[App and web page records]
══════════
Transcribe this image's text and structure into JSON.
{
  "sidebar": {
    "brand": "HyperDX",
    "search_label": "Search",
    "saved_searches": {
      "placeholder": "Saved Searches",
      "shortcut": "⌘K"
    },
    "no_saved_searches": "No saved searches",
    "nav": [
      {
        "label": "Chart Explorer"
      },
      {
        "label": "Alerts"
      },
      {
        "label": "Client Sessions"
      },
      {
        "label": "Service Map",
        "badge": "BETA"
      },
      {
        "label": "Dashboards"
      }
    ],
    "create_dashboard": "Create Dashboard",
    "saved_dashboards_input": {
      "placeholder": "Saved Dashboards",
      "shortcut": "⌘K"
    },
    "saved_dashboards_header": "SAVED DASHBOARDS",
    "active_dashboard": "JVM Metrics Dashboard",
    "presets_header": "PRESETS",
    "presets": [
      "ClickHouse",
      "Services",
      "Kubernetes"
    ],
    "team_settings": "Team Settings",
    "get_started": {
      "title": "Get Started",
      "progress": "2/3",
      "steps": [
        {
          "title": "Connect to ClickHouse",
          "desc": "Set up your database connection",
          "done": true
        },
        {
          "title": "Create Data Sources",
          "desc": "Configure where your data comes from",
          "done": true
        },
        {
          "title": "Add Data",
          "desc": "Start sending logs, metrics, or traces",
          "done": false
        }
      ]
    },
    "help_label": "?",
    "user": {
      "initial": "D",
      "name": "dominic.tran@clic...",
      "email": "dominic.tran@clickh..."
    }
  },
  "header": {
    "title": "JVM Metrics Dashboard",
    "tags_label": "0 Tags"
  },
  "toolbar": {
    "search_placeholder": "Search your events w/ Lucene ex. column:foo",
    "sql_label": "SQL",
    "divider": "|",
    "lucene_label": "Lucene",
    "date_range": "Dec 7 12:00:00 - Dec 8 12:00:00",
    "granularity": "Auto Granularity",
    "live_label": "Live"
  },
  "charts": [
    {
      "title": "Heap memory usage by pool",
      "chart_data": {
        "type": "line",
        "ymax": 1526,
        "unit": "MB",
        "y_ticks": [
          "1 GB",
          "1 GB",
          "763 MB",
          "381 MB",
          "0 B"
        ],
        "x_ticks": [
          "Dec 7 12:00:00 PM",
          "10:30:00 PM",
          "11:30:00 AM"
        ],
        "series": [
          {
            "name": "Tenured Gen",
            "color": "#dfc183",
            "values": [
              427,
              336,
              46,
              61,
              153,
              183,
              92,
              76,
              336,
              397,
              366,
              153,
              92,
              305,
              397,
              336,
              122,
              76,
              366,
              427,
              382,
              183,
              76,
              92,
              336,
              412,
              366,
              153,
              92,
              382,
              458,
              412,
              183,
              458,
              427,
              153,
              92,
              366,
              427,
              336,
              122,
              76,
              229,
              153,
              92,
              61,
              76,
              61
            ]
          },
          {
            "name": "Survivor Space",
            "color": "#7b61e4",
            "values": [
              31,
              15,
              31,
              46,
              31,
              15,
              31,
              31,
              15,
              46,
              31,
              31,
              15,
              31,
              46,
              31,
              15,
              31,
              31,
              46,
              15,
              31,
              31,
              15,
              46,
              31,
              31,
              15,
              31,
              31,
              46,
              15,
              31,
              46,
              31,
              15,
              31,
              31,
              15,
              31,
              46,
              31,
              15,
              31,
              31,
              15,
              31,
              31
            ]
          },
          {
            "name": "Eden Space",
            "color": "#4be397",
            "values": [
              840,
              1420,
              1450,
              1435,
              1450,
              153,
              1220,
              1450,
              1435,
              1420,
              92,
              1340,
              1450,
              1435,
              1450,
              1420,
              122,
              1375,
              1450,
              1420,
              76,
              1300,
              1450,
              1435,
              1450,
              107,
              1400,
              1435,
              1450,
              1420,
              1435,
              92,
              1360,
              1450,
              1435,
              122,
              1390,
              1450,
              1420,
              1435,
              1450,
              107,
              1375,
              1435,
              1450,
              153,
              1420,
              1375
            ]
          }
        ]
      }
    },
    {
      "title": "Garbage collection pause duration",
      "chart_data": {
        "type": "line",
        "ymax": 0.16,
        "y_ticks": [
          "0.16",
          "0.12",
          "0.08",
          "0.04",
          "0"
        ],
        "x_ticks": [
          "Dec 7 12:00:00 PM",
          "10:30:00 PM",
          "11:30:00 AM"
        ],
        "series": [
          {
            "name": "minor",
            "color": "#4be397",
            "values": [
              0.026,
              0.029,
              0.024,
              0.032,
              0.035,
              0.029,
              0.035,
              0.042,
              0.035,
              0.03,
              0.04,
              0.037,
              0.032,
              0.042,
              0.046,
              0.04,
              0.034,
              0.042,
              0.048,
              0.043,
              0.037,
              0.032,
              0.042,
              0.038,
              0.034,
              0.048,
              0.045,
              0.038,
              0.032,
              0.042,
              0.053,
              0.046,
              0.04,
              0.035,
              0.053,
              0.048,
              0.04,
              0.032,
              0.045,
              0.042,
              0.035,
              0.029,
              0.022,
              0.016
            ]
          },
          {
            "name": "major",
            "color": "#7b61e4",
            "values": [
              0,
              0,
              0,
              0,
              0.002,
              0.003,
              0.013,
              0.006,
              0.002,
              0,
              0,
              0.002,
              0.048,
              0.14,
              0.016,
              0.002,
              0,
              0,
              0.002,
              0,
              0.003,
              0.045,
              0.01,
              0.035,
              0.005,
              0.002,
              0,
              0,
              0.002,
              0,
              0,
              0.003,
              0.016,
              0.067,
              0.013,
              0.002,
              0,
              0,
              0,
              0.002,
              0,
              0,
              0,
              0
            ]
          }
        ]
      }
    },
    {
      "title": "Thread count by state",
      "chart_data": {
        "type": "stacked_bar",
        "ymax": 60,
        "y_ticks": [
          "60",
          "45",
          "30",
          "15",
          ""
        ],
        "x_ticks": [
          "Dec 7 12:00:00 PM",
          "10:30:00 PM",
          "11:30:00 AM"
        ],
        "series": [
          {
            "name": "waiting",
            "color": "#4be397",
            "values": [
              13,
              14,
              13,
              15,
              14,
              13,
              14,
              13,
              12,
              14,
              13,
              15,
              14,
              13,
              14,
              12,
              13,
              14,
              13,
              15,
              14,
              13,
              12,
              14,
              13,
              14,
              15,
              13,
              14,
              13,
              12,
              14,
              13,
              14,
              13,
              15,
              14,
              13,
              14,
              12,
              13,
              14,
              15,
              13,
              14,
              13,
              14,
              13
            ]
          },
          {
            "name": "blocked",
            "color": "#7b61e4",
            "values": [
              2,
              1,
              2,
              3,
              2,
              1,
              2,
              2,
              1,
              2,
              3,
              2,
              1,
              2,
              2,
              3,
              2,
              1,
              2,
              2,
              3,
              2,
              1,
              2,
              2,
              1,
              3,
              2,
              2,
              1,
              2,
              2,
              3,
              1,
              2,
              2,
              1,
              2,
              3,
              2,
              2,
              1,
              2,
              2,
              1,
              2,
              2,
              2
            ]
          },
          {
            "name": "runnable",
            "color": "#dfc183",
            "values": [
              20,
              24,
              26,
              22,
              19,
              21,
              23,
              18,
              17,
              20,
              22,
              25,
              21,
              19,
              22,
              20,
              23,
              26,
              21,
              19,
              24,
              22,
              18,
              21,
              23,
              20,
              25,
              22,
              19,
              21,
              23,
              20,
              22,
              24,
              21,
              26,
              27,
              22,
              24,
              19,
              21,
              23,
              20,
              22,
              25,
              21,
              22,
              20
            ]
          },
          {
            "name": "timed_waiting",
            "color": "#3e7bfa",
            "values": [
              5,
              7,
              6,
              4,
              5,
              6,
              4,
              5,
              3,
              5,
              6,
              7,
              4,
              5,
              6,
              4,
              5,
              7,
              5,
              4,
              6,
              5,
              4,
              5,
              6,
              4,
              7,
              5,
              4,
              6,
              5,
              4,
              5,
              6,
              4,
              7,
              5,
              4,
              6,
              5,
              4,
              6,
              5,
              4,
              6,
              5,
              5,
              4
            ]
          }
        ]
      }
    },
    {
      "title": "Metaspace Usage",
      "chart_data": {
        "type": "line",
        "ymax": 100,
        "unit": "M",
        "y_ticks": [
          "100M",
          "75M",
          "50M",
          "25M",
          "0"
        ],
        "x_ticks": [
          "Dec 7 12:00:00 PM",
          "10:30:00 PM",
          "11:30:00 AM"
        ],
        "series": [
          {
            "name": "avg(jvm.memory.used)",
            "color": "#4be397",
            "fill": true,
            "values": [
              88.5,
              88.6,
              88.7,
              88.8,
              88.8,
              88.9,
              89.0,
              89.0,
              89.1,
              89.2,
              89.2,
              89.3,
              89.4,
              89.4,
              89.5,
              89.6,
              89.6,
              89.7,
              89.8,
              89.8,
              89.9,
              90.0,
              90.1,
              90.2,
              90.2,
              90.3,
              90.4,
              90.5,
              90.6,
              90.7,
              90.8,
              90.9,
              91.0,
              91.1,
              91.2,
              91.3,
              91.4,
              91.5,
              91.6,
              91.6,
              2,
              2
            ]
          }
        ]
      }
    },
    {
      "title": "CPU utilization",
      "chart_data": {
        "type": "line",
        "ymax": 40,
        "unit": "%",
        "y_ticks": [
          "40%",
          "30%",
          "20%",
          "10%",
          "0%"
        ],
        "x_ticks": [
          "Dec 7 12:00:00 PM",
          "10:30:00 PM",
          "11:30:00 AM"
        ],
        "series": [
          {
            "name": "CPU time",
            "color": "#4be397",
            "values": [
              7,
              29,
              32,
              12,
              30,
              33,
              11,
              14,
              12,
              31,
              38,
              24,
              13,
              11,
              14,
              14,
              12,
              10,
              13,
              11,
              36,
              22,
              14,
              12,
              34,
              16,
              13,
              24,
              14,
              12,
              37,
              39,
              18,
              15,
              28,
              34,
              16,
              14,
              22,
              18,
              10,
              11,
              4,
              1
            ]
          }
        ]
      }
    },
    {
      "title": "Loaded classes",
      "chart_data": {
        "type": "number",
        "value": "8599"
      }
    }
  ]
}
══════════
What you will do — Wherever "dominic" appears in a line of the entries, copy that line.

Task response —
      "name": "dominic.tran@clic...",
      "email": "dominic.tran@clickh..."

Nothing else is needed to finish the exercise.